    Ken Thompson, who is a plant biologist with a keen interest in the science of gardening, (and writes some really interesting stuff around gardening)  has an article on the Telegraph about removing tomatoes leaves. Received wisdom has generally been to the effect that removing the lower, older leaves is good but research is now showing that when leaves were removed up to two trusses above the ripening truss, this meant the fruits were warmer and ripened earlier than those on plants where only lower leaves were removed,  none of which had any effect on yield. The full article is very interesting and well worth a read.

    Since I have always been quick to get out the secateurs around the tomato leaves, this gave me  a good reason to go out into the greenhouse and chop away. I have denuded the tomato plants of all leaves up to the second truss, and left the young growth in tact. It will be interesting to see what happens, frankly this year, with the poor summer the tomato plants need all the help they can get. The image left shows how the plants now look.

    If all else fails there is the sunday gardener fool proof way of ripening tomatoes at the end of the season.

     

  4. Tough Hosta Shredded Hosta Two-snails-too-many-310

     

    Hosta are a lovely garden plant with lush green foliage in many shades of green from lime to blue. They are ideal for growing in shady areas, look very attractive set around a pond, and with ferns but they are slug and snail magnets.

    Some gardens suffer more from slugs and snails than others, in which case pick the varieties of Hosta which is most resistant and not the centre one. The best resistant Hosta are those with tough ribbed leaves, as in image left or blue leaves in the image below and these types stand up best. The Hosta which seem to suffer the most have the thinner leaves, often green and cream variations.

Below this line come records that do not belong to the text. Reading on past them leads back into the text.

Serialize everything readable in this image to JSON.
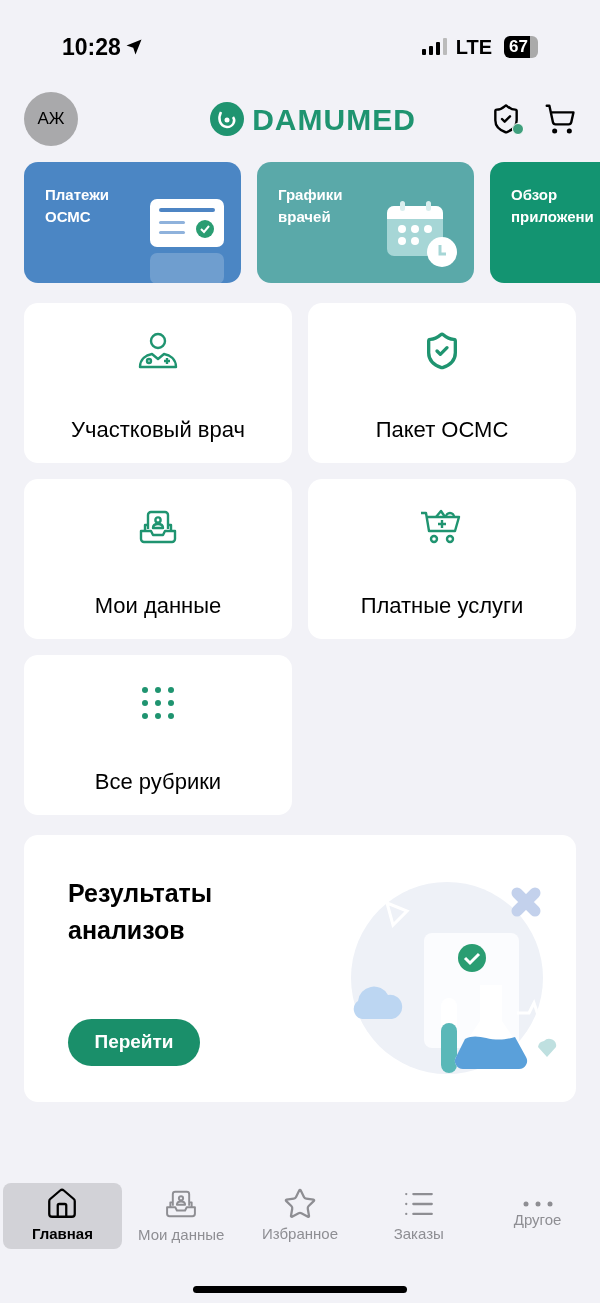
{
  "status_bar": {
    "time": "10:28",
    "network": "LTE",
    "battery": "67"
  },
  "header": {
    "avatar_initials": "АЖ",
    "logo": "DAMUMED"
  },
  "banners": [
    {
      "kind": "payments",
      "lines": [
        "Платежи",
        "ОСМС"
      ]
    },
    {
      "kind": "schedule",
      "lines": [
        "Графики",
        "врачей"
      ]
    },
    {
      "kind": "overview",
      "lines": [
        "Обзор",
        "приложени"
      ]
    }
  ],
  "tiles": [
    {
      "kind": "doctor",
      "label": "Участковый врач"
    },
    {
      "kind": "shield",
      "label": "Пакет ОСМС"
    },
    {
      "kind": "data",
      "label": "Мои данные"
    },
    {
      "kind": "cart",
      "label": "Платные услуги"
    },
    {
      "kind": "grid",
      "label": "Все рубрики"
    }
  ],
  "promo": {
    "title": "Результаты анализов",
    "button": "Перейти"
  },
  "tabs": [
    {
      "kind": "home",
      "label": "Главная",
      "selected": true
    },
    {
      "kind": "data",
      "label": "Мои данные",
      "selected": false
    },
    {
      "kind": "star",
      "label": "Избранное",
      "selected": false
    },
    {
      "kind": "list",
      "label": "Заказы",
      "selected": false
    },
    {
      "kind": "more",
      "label": "Другое",
      "selected": false
    }
  ]
}
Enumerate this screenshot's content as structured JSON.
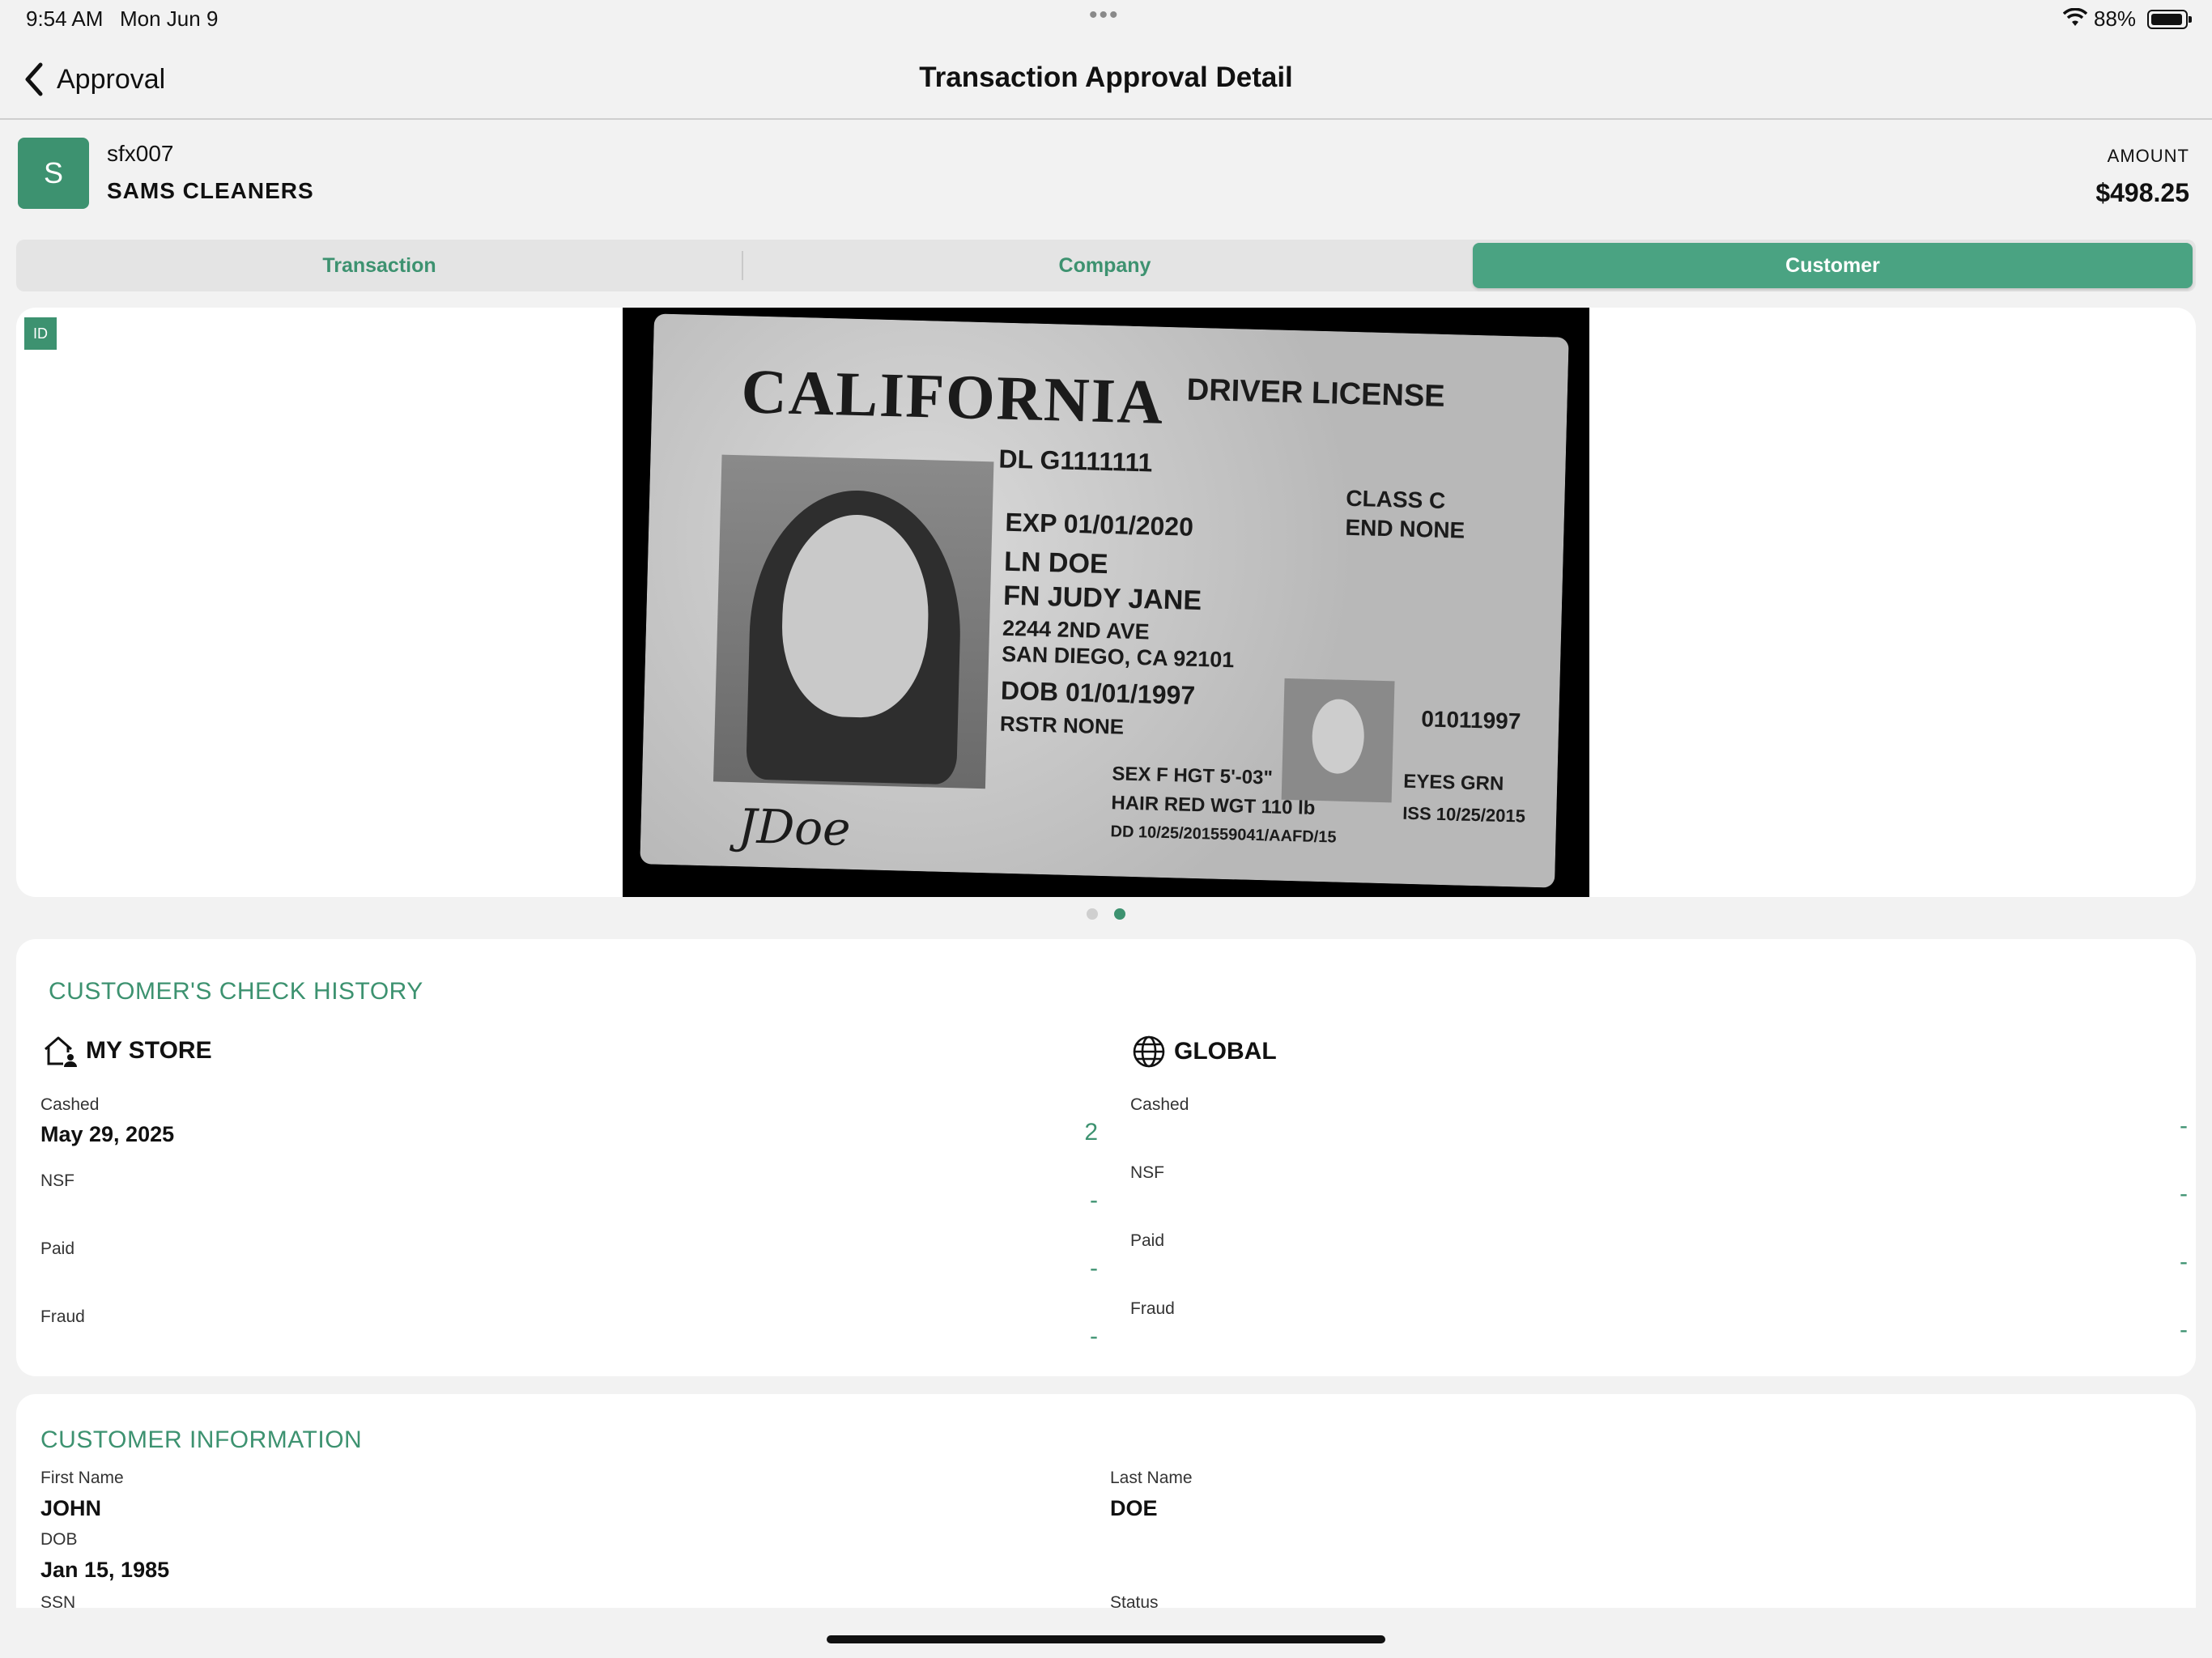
{
  "status": {
    "time": "9:54 AM",
    "date": "Mon Jun 9",
    "dots": "•••",
    "battery": "88%",
    "battery_level": 0.88
  },
  "nav": {
    "back_label": "Approval",
    "title": "Transaction Approval Detail"
  },
  "merchant": {
    "avatar_letter": "S",
    "id": "sfx007",
    "name": "SAMS CLEANERS",
    "amount_label": "AMOUNT",
    "amount": "$498.25"
  },
  "tabs": [
    {
      "label": "Transaction",
      "selected": false
    },
    {
      "label": "Company",
      "selected": false
    },
    {
      "label": "Customer",
      "selected": true
    }
  ],
  "image_card": {
    "badge": "ID",
    "page_count": 2,
    "current_page": 2,
    "license": {
      "state": "CALIFORNIA",
      "doc_type": "DRIVER LICENSE",
      "dl": "DL  G1111111",
      "class": "CLASS C",
      "end": "END NONE",
      "exp": "EXP 01/01/2020",
      "ln": "LN DOE",
      "fn": "FN JUDY JANE",
      "address1": "2244 2ND AVE",
      "address2": "SAN DIEGO, CA 92101",
      "dob": "DOB 01/01/1997",
      "rstr": "RSTR NONE",
      "number_right": "01011997",
      "sex_hgt": "SEX F   HGT 5'-03\"",
      "hair_wgt": "HAIR RED   WGT 110 lb",
      "eyes": "EYES GRN",
      "iss": "ISS 10/25/2015",
      "dd": "DD 10/25/201559041/AAFD/15",
      "signature": "JDoe"
    }
  },
  "history": {
    "title": "CUSTOMER'S CHECK HISTORY",
    "my_store": {
      "heading": "MY STORE",
      "icon": "home-person-icon",
      "rows": [
        {
          "label": "Cashed",
          "date": "May 29, 2025",
          "value": "2"
        },
        {
          "label": "NSF",
          "date": "",
          "value": "-"
        },
        {
          "label": "Paid",
          "date": "",
          "value": "-"
        },
        {
          "label": "Fraud",
          "date": "",
          "value": "-"
        }
      ]
    },
    "global": {
      "heading": "GLOBAL",
      "icon": "globe-icon",
      "rows": [
        {
          "label": "Cashed",
          "value": "-"
        },
        {
          "label": "NSF",
          "value": "-"
        },
        {
          "label": "Paid",
          "value": "-"
        },
        {
          "label": "Fraud",
          "value": "-"
        }
      ]
    }
  },
  "customer_info": {
    "title": "CUSTOMER INFORMATION",
    "first_name_label": "First Name",
    "first_name": "JOHN",
    "last_name_label": "Last Name",
    "last_name": "DOE",
    "dob_label": "DOB",
    "dob": "Jan 15, 1985",
    "ssn_label": "SSN",
    "status_label": "Status"
  },
  "colors": {
    "accent": "#3d9270",
    "accent_selected": "#4aa382",
    "background": "#f2f2f2",
    "card": "#ffffff"
  }
}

    To try and keep Hostas looking good you do need to keep an eye on them as not much can be done for the one in the centre image, well past redemption.  But if it is just a case of a few chewed up leaves, cut them off. The image bottom left shows that in the centre of the plant there are young leaves forming and if you cut off a few of the larger, damaged leaves, the new growth will come through. Later in the growing season, and these images are taken in August, you can see in the next image bottom centre that the plant still looks good even though about a dozen leaves have been cut off and the new ones will come through. Hosta do form a lot of leaves so by August it is safe to remove a few if they are badly chewed. The further image below shows two types of Hosta side by side and some real difference in how they look by later in the growing season.  The blue one is in much better shape.

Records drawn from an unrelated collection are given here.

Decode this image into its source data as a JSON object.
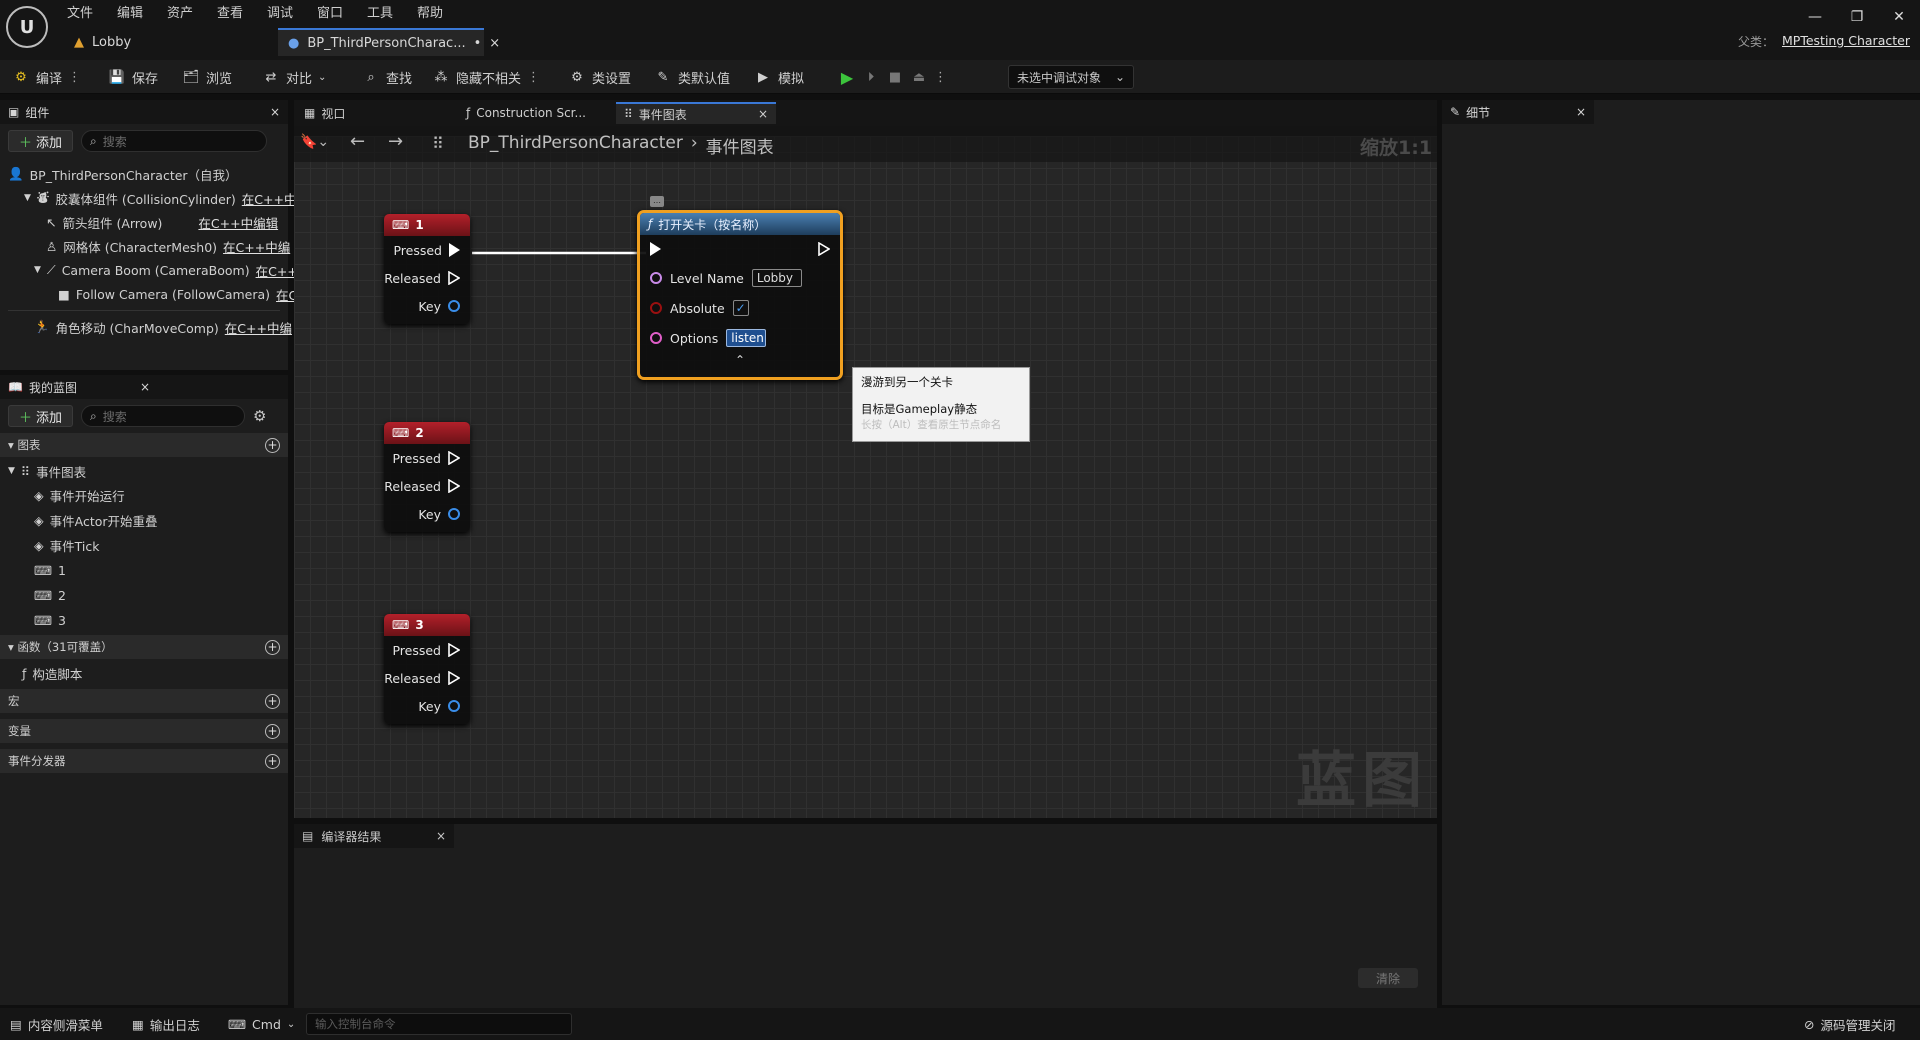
{
  "menu": [
    "文件",
    "编辑",
    "资产",
    "查看",
    "调试",
    "窗口",
    "工具",
    "帮助"
  ],
  "tabs": {
    "lobby": "Lobby",
    "bp": "BP_ThirdPersonCharac...",
    "bp_dirty": "•"
  },
  "parent": {
    "label": "父类：",
    "value": "MPTesting Character"
  },
  "toolbar": {
    "compile": "编译",
    "save": "保存",
    "browse": "浏览",
    "diff": "对比",
    "find": "查找",
    "hide": "隐藏不相关",
    "class_settings": "类设置",
    "class_defaults": "类默认值",
    "simulate": "模拟",
    "debug_object": "未选中调试对象"
  },
  "components": {
    "title": "组件",
    "add": "添加",
    "search": "搜索",
    "root": "BP_ThirdPersonCharacter（自我）",
    "items": [
      {
        "name": "胶囊体组件 (CollisionCylinder)",
        "link": "在C++中"
      },
      {
        "name": "箭头组件 (Arrow)",
        "link": "在C++中编辑"
      },
      {
        "name": "网格体 (CharacterMesh0)",
        "link": "在C++中编"
      },
      {
        "name": "Camera Boom (CameraBoom)",
        "link": "在C++"
      },
      {
        "name": "Follow Camera (FollowCamera)",
        "link": "在C"
      },
      {
        "name": "角色移动 (CharMoveComp)",
        "link": "在C++中编"
      }
    ]
  },
  "myblueprint": {
    "title": "我的蓝图",
    "add": "添加",
    "search": "搜索",
    "graphs_label": "图表",
    "event_graph": "事件图表",
    "events": [
      "事件开始运行",
      "事件Actor开始重叠",
      "事件Tick",
      "1",
      "2",
      "3"
    ],
    "functions_label": "函数（31可覆盖）",
    "construct": "构造脚本",
    "macros": "宏",
    "variables": "变量",
    "dispatchers": "事件分发器"
  },
  "graph_tabs": {
    "viewport": "视口",
    "construction": "Construction Scr...",
    "event_graph": "事件图表"
  },
  "breadcrumb": {
    "bp": "BP_ThirdPersonCharacter",
    "graph": "事件图表",
    "zoom": "缩放1:1"
  },
  "watermark": "蓝图",
  "key_nodes": [
    {
      "title": "1",
      "pressed": "Pressed",
      "released": "Released",
      "key": "Key"
    },
    {
      "title": "2",
      "pressed": "Pressed",
      "released": "Released",
      "key": "Key"
    },
    {
      "title": "3",
      "pressed": "Pressed",
      "released": "Released",
      "key": "Key"
    }
  ],
  "open_level_node": {
    "title": "打开关卡（按名称）",
    "level_name_label": "Level Name",
    "level_name_value": "Lobby",
    "absolute_label": "Absolute",
    "absolute_checked": "✓",
    "options_label": "Options",
    "options_value": "listen"
  },
  "tooltip": {
    "line1": "漫游到另一个关卡",
    "line2": "目标是Gameplay静态",
    "line3": "长按（Alt）查看原生节点命名"
  },
  "details": {
    "title": "细节"
  },
  "compiler": {
    "title": "编译器结果",
    "clear": "清除"
  },
  "statusbar": {
    "drawer": "内容侧滑菜单",
    "log": "输出日志",
    "cmd": "Cmd",
    "cmd_placeholder": "输入控制台命令",
    "source": "源码管理关闭"
  },
  "colors": {
    "accent": "#3a78d6",
    "exec_wire": "#ffffff",
    "key_node_red": "#b3202a",
    "function_blue": "#4a7fb2",
    "selection_orange": "#f0a020"
  }
}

    By later in the season the flowers on most Hostas look tatty and it is very tempting to cut them off, but inexplicably,  the bees continue to like them and as I walk past the plants several bees are landing on the sad looking flowers so best to leave them there.

    Finally the further bottom images are a counter balance to the shredded Hosta leaves and a reminder of how lovely Hostas can look if the snails and slugs can be kept at bay.  More about growing Hostas

     

    The new growth in centre of Hosta Hosta after cutting off damaged  leaves Snail damage comparison on Hosta

     

    perfect lush Hosta Perfect blue hosta Rain on beautiful Hosta leaf